John Kerry landed in Israel yesterday after meeting with with Russian Foreign Minister Sergei Lavrov in Geneva to iron out a deal over Syria’s chemical weapons disposal. Although the trip to Israel was hyped in some quarters as “a personal mission to try to achieve a long-elusive peace deal between Israel and the PA”, Barak Ravid reporting in Haaretz zeros in on a topic we discussed earlier, Will Kerry ask Israel to ratify chemical weapons treaty, with Syria plan afoot?:
When U.S. Secretary of State John Kerry arrives at the Prime Minister’s Office in Jerusalem on Sunday, he will present Benjamin Netanyahu with a detailed outline of the agreement to dismantle Syria’s chemical weapons.
After the consultants leave the two for a tete-a-tete, Kerry may make a request that has been keeping quite a few top Israeli defense officials awake at night.
Kerry may tell Netanyahu the United States is working to remove one of the gravest threats on Israel’s security, by combining a credible military threat with creative diplomacy. Now, Kerry may say, the U.S. needs Israel’s help by ratifying the treaty prohibiting the use of chemical weapons.
Presumably, senior officials in the Prime Minister’s Office have been playing this scenario in their heads in recent days.
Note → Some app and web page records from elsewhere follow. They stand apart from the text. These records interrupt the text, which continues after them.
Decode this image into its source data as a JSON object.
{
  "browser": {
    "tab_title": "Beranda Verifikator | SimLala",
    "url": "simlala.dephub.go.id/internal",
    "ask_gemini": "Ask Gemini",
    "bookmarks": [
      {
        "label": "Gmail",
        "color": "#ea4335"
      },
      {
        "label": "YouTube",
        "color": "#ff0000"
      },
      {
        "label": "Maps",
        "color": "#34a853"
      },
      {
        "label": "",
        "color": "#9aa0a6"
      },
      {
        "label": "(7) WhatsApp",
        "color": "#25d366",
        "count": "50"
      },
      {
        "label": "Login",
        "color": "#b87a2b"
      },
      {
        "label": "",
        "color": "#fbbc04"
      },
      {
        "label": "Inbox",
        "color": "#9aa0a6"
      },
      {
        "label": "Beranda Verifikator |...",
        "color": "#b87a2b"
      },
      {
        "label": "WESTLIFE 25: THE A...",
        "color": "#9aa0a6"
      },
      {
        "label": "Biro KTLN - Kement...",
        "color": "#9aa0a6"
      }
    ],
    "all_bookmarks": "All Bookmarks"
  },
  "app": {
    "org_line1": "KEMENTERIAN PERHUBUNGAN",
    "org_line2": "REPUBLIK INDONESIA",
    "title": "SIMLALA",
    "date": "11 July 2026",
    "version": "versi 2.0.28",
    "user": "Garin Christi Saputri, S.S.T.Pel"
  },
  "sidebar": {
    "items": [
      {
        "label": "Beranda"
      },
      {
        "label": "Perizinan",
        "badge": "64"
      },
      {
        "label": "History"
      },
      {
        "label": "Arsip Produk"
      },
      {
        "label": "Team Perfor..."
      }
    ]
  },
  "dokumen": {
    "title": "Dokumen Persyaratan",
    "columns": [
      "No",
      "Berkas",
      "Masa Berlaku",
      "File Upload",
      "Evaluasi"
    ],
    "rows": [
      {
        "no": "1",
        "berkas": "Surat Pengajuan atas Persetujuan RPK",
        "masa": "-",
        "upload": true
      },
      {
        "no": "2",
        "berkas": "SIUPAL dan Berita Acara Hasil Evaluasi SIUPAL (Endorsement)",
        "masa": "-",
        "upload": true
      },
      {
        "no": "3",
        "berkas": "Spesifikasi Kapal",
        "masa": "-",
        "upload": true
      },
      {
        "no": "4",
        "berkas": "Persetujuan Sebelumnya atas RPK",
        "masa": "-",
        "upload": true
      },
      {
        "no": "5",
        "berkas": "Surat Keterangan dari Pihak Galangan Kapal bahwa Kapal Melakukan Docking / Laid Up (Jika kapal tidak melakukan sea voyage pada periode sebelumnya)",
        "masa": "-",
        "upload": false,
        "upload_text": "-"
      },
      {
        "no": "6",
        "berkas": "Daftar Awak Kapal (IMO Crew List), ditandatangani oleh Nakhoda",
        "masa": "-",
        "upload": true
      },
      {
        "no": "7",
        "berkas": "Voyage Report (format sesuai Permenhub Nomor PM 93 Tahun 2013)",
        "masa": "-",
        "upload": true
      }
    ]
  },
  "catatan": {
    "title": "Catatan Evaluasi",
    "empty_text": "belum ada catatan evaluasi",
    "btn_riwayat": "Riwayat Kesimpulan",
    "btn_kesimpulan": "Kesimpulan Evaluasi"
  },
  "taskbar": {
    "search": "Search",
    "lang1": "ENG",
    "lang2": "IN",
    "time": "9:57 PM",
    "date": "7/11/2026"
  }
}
The ministry distributed a short set of guidelines to embassies abroad. Due to the issue’s sensitivity, the diplomats were instructed to use the guidelines only if specifically asked about the matter.
In the last few days, the Syrian regime has intimated that, in addition to its willingness to get rid of its chemical weapons, Israel own stockpile of chemical weapons (according to foreign media) must also be discussed.
And what of Israel’s nuclear weapons? Ravid claimed “Israeli military deterrence stems from its nuclear ambiguity ” (ha!) but mentioned the U.S. and Russia have been “asking Israel for several years to ratify the chemical weapons treaty, but Israel refuses to do so.” Readers may recall the U.S. backed out of a high-profile Nuclear Nonproliferation conference on banning of WMD’s in the Middle East set to take place in last December, after Iran agreed to show up. Hence, the conference, in Helsinki, Finland, was scrapped altogether.
From Nov. 10, 2012, AP Mideast Nuclear talks called off:
Its key sponsors were the U.S., Russia and Britain, but they said such as meeting was only possible if all countries – especially Israel -agreed to attend.
…..The decision to postpone, if not to scrap it, will cast doubt on the significance of the NPT and its attempts every five years to advance nonproliferation. Any new attempt is unlikely until the NPT conference meets again in 2015.
Hopes for such a meeting were alive as recently as Tuesday, when Iran joined Arab nations in saying that it planned to attend, leaving Israel as the only undecided country.
While Syria’s civil war, nuclear tensions with Iran and other Mideast frictions will be cited as the official reason for the cancellation, one of the diplomats acknowledged that the decision is mainly being taken because Israel has decided not to attend……the Russians have opposed declaring the meeting dead at this point.